*Assignment:*
Find the lines of data that contain the string "Session", then list them.

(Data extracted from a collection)
========

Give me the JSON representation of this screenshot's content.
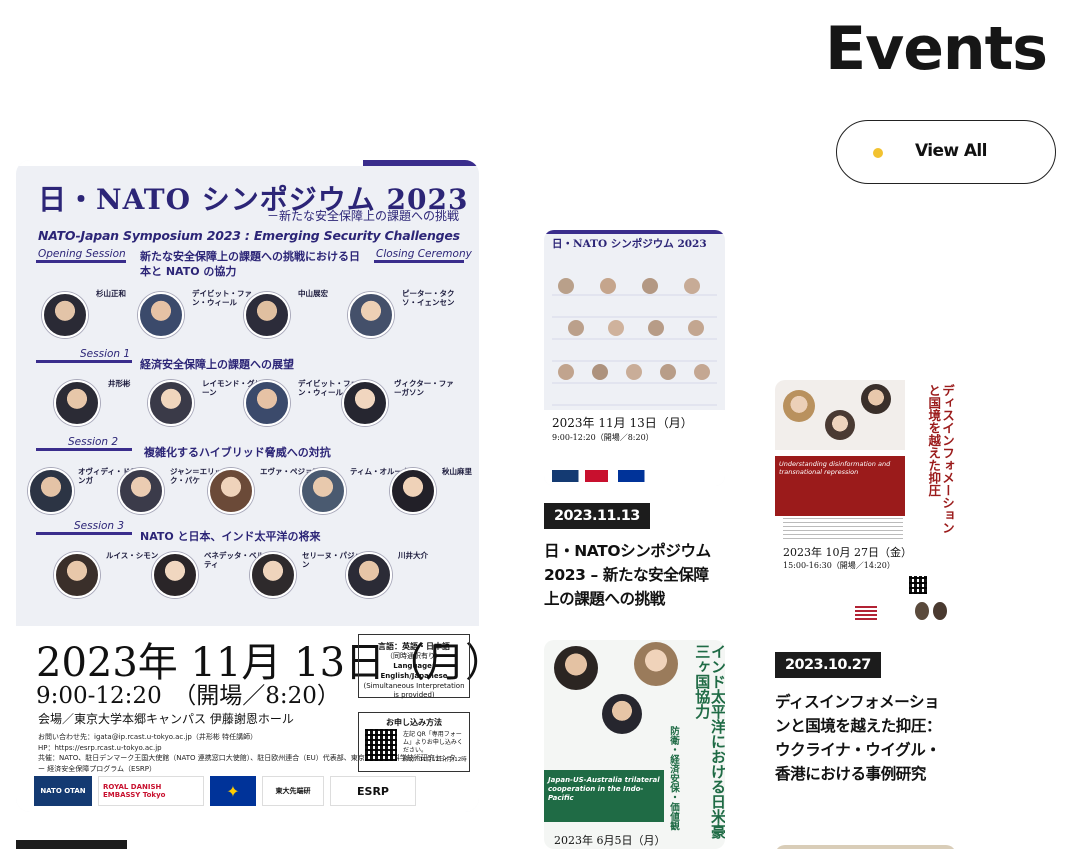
{
  "header": {
    "title": "Events",
    "view_all_label": "View All"
  },
  "featured": {
    "poster": {
      "title_ja": "日・NATO シンポジウム 2023",
      "subtitle_ja": "－新たな安全保障上の課題への挑戦",
      "title_en": "NATO-Japan Symposium 2023 : Emerging Security Challenges",
      "opening": "Opening Session",
      "closing": "Closing Ceremony",
      "opening_title": "新たな安全保障上の課題への挑戦における日本と NATO の協力",
      "s1": "Session 1",
      "s1_title": "経済安全保障上の課題への展望",
      "s2": "Session 2",
      "s2_title": "複雑化するハイブリッド脅威への対抗",
      "s3": "Session 3",
      "s3_title": "NATO と日本、インド太平洋の将来",
      "speakers_row1": [
        "杉山正和",
        "デイビット・ファン・ウィール",
        "中山展宏",
        "ピーター・タクソ・イェンセン"
      ],
      "speakers_row2": [
        "井形彬",
        "レイモンド・グリーン",
        "デイビット・ファン・ウィール",
        "ヴィクター・ファーガソン"
      ],
      "speakers_row3": [
        "オヴィディ・ドランガ",
        "ジャン＝エリック・パケ",
        "エヴァ・ペジョワ",
        "ティム・オルーク",
        "秋山麻里"
      ],
      "speakers_row4": [
        "ルイス・シモン",
        "ベネデッタ・ベルティ",
        "セリーヌ・パジョン",
        "川井大介"
      ],
      "date": "2023年 11月 13日（月）",
      "time": "9:00-12:20　（開場／8:20）",
      "venue": "会場／東京大学本郷キャンパス 伊藤謝恩ホール",
      "contact_1": "お問い合わせ先：igata@ip.rcast.u-tokyo.ac.jp（井形彬 特任講師）",
      "contact_2": "HP：https://esrp.rcast.u-tokyo.ac.jp",
      "contact_3": "共催：NATO、駐日デンマーク王国大使館（NATO 連携窓口大使館）、駐日欧州連合（EU）代表部、東京大学先端科学技術研究センター 経済安全保障プログラム（ESRP）",
      "lang_title": "言語：英語・日本語",
      "lang_sub": "（同時通訳有り）",
      "lang_en": "Language: English/Japanese",
      "lang_en_sub": "(Simultaneous Interpretation is provided)",
      "apply_title": "お申し込み方法",
      "apply_text": "左記 QR「専用フォーム」よりお申し込みください。",
      "apply_deadline": "締切：11月12日(月)12時",
      "logo_nato": "NATO OTAN",
      "logo_denmark": "ROYAL DANISH EMBASSY Tokyo",
      "logo_rcast": "東大先端研",
      "logo_esrp": "ESRP"
    }
  },
  "events": [
    {
      "date": "2023.11.13",
      "title_lines": [
        "日・NATOシンポジウム",
        "2023 – 新たな安全保障",
        "上の課題への挑戦"
      ],
      "poster_title": "日・NATO シンポジウム 2023",
      "poster_date": "2023年 11月 13日（月）",
      "poster_time": "9:00-12:20（開場／8:20）"
    },
    {
      "date": "2023.10.27",
      "title_lines": [
        "ディスインフォメーショ",
        "ンと国境を越えた抑圧：",
        "ウクライナ・ウイグル・",
        "香港における事例研究"
      ],
      "poster_vertical": "ディスインフォメーションと国境を越えた抑圧",
      "poster_en": "Understanding disinformation and transnational repression",
      "poster_date": "2023年 10月 27日（金）",
      "poster_time": "15:00-16:30（開場／14:20）"
    },
    {
      "poster_vertical": "インド太平洋における日米豪三ヶ国協力",
      "poster_sub": "防衛・経済安保・価値観",
      "poster_en": "Japan-US-Australia trilateral cooperation in the Indo-Pacific",
      "poster_date": "2023年 6月5日（月）"
    }
  ]
}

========

*Expected output:*
      "opening": "Opening Session",
      "s1": "Session 1",
      "s2": "Session 2",
      "s3": "Session 3",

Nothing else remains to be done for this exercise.